Presenters and participants hit Peaks Island's shore on an early boat and walked to the waterfront location of the Fifth Maine Regiment Museum, a 19th century building on the National Register of Historic Places.
After Fifth Maine Museum Director Kim MacIsaac welcomed everyone and provided an overview of the upcoming Sesquicentennial events, I spoke about how the Civil War provides us with an entry point to teach or interpret about an endless array of topics (left).
The photo at right shows King Middle School students examining materials in a recent Civil War program that I piloted with them. A fascinating artifact in the foreground (identified as a walking cane carved by a slave) and a simple container of molasses were among many items engaging seventh graders in an inquiry-based exercise.
This weekend's workshop participants also tried out the Classroom Gallery exercise. Peeling them away from all of the artifacts was not an easy task!
Next, Daniel Minter and Rachel Talbot Ross (below) spoke about Portland's Freedom Trail. They highlighted a number of African American and white abolitionists that supported the Underground Railroad in Portland and other parts of Maine. Daniel is the artist who designed each of the plaques on the Trail's monuments. Daniel offered his perspective that the Freedom Trail is "not African American history. It's all of our history. History shouldn't be segregated either." He later shared his striking, hand-carved stamps with us, explaining how he designs an image to tell a story with continuing resonance to the present.
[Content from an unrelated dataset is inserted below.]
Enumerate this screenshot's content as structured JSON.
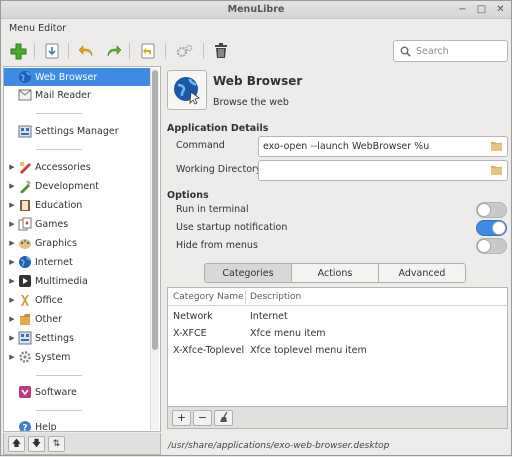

We next listened to Brian Collins (topmost right) of Pejepscot Historical Society, whose Joshua Chamberlain House restoration talk could have been billed as a historical detective story. Beautiful photographs of the Chamberlain House interior, taken by a local reporter a century ago, have revealed important clues for how to restore the house to its turn-of-the-century state.
Jamie Kingman-Rice helped eliminate mystery by highlighting the wealth of Civil War resources curated in the Maine Historical Society's library, as well as those made available through Maine Memory Network, Maine History Online, and the Society's collections database. The Fifth Maine's website also centralizes these, as well as other, useful links. During the course of the day, we all generated a number of questions, each of which would serve as a springboard for further research. I'm hoping we all keep Maine Historical Society busy in the four years to come!
We breezed into the 20th century with King Middle School teacher Caitlin LeClair as our guide. She shared her recent experience with a Civil Rights era Expeditionary Learning curriculum that her seventh graders recently completed. The students' own accounts of their learning process were favorites, of course. They're available for others to view on King's website. Caitlin demonstrated how she found the history of slavery and Reconstruction-era discrimination (and the resistance to both) as essential grounding for student understanding of the 20th century Civil Rights Movement. Caitlin echoed Rachel Talbot Ross' earlier call to avoid casting African American history as a history of victimization. It is a proud history indeed.
Kim MacIsaac brought the wonderful day to a close and, among other things, encouraged us to take advantage of the Civil War Reenactment Weekend June 12-13, 2010 at Washburn-Norlands Living History Center. It's likely to be the largest gathering of hoop skirts in Maine for quite some time. You wouldn't want to miss it!
Sincere thanks to Maine Humanities Council for their grant support and to the Maine Archives and Mueums Association and Maine Historical Society for their sponsorship.